What I suspect is already known, but I’ll repeat anyway

This is my hopefully constructive feedback. A lot of this is obvious to me, it’s my day job, but possibly not to everyone. I suspect some of this happens in physical cons but was lost in the transition to virtual.

  1. Train your volunteers as early as possible and provide standard procedures
    This convention lost a lot of time not having a proper, clear, training session for prog ops with demonstrations of the platform they were using and clear requirements. Not only would this have given everyone more confidence (and possibly generated more people willing to help), proper training sessions would have identified earlier people who could have moved to other areas with gaps.
  2. Clearly Identify roles and where tasks could be delegated, delegate them in a timely fashion.
    Following on from the above, really.
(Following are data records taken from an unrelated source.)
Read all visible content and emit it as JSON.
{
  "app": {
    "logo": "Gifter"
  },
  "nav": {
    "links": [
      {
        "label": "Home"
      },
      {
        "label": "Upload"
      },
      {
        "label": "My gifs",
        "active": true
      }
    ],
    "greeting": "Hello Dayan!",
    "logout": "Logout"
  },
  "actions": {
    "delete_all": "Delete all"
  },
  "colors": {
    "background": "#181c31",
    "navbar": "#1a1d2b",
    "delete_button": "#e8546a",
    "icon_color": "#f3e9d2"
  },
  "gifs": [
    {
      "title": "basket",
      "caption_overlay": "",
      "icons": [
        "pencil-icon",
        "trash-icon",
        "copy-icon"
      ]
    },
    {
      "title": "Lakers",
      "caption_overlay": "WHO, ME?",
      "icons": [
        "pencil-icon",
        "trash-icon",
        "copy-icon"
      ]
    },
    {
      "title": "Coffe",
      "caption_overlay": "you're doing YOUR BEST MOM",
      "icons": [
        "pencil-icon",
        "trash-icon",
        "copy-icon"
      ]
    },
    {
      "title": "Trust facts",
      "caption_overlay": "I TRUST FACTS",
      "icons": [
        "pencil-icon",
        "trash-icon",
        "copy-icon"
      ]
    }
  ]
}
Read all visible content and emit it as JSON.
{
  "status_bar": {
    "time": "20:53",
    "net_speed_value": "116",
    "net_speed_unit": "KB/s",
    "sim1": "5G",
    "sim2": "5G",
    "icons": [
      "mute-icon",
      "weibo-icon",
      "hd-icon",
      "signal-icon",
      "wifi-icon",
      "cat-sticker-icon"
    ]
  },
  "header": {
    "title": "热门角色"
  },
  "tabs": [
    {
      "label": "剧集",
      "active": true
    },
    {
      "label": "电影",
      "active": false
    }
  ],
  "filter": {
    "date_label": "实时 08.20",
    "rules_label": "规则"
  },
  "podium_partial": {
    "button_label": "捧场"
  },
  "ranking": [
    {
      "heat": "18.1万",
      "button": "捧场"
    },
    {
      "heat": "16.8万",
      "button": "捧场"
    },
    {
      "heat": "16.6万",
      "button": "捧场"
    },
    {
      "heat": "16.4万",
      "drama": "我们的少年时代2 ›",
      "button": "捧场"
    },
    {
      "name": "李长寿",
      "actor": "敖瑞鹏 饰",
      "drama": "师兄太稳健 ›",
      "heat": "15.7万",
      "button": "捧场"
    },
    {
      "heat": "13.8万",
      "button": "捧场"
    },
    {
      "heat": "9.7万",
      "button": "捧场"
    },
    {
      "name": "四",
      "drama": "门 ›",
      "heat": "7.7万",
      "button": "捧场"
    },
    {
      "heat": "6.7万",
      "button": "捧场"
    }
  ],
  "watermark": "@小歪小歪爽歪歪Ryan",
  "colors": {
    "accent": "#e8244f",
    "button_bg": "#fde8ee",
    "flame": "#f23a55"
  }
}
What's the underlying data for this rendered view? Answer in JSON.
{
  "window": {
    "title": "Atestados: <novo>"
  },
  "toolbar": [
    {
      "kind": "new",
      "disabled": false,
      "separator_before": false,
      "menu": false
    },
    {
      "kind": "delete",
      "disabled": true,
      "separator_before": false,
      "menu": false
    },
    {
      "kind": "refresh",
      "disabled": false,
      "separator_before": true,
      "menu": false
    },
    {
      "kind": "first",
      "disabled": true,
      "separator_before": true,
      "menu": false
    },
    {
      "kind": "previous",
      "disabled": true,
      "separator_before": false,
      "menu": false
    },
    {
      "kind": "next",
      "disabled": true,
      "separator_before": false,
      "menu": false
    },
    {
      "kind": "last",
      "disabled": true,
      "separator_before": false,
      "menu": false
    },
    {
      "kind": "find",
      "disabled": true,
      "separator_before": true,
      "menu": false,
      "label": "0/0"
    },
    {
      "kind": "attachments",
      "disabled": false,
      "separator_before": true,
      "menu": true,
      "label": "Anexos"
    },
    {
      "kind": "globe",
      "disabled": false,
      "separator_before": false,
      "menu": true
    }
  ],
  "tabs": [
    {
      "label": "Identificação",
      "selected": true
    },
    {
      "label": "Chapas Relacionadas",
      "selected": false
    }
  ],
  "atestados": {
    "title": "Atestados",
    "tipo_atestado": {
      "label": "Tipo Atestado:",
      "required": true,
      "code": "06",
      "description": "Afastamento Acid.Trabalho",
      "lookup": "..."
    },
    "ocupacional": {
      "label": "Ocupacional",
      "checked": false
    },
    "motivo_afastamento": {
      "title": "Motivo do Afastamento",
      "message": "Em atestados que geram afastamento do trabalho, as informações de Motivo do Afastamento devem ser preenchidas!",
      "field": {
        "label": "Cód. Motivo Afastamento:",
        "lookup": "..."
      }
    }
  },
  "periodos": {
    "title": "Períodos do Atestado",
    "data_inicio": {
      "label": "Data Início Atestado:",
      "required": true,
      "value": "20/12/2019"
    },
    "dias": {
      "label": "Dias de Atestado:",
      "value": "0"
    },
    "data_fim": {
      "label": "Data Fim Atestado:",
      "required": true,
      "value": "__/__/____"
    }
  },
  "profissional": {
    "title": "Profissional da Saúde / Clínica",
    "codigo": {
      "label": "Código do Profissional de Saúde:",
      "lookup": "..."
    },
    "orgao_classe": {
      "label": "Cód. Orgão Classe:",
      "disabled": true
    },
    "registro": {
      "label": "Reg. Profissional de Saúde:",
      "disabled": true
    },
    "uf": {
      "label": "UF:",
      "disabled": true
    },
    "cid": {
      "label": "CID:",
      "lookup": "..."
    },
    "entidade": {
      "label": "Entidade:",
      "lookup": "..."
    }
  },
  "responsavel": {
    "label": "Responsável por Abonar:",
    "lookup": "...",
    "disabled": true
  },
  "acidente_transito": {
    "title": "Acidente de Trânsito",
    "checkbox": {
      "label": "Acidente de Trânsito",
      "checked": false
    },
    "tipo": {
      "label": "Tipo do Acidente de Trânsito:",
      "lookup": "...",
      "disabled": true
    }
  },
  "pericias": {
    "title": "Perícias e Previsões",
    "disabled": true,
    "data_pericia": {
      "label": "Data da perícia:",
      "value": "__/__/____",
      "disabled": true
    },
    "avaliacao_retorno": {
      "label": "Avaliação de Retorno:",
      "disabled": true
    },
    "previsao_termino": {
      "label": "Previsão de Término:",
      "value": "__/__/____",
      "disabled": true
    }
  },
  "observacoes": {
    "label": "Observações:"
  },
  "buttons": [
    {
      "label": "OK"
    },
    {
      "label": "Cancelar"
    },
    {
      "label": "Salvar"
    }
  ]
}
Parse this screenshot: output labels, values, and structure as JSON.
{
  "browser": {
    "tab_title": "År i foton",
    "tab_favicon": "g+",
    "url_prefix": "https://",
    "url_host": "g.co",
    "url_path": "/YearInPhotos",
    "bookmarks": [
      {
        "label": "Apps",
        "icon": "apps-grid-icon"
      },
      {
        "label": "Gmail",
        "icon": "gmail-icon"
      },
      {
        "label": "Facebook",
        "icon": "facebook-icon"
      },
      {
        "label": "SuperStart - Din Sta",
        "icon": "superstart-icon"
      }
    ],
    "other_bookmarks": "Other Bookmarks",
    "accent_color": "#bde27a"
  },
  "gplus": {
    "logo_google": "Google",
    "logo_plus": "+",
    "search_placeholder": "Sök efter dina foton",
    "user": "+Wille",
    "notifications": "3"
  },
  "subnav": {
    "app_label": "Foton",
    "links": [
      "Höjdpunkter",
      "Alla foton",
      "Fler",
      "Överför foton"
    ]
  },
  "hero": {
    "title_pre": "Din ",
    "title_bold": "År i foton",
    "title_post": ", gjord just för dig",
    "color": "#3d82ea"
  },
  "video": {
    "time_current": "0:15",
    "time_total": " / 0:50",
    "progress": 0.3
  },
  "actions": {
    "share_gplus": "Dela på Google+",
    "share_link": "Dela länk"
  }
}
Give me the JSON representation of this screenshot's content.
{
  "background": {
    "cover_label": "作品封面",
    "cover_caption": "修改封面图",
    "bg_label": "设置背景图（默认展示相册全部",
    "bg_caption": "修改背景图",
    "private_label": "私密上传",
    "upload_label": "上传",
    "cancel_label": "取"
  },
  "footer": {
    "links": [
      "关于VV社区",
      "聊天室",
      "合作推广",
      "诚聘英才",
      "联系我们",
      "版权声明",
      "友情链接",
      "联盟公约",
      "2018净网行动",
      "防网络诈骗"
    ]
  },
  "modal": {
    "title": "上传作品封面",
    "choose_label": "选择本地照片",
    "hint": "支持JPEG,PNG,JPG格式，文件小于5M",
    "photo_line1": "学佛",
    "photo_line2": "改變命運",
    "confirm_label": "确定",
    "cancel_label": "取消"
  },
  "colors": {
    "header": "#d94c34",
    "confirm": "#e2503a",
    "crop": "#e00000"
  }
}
I’d have happily sorted out for the convention if I’d got access to it. There’s nothing more frustrating than having to firefight a situation that could have been avoided if someone had just mentioned it a little bit earlier.
  3. Create clear channels of communication for volunteers
    Volunteer time was wasted as people made their own discoveries about what worked. If I’d had access to a private discussion space for prog ops like that for ops some problems may have been resolved quicker. It would have also helped if I’d have been told point of contact for tech.

Would I do this again?

Well, I’m signed up for 2022. So there’s your answer.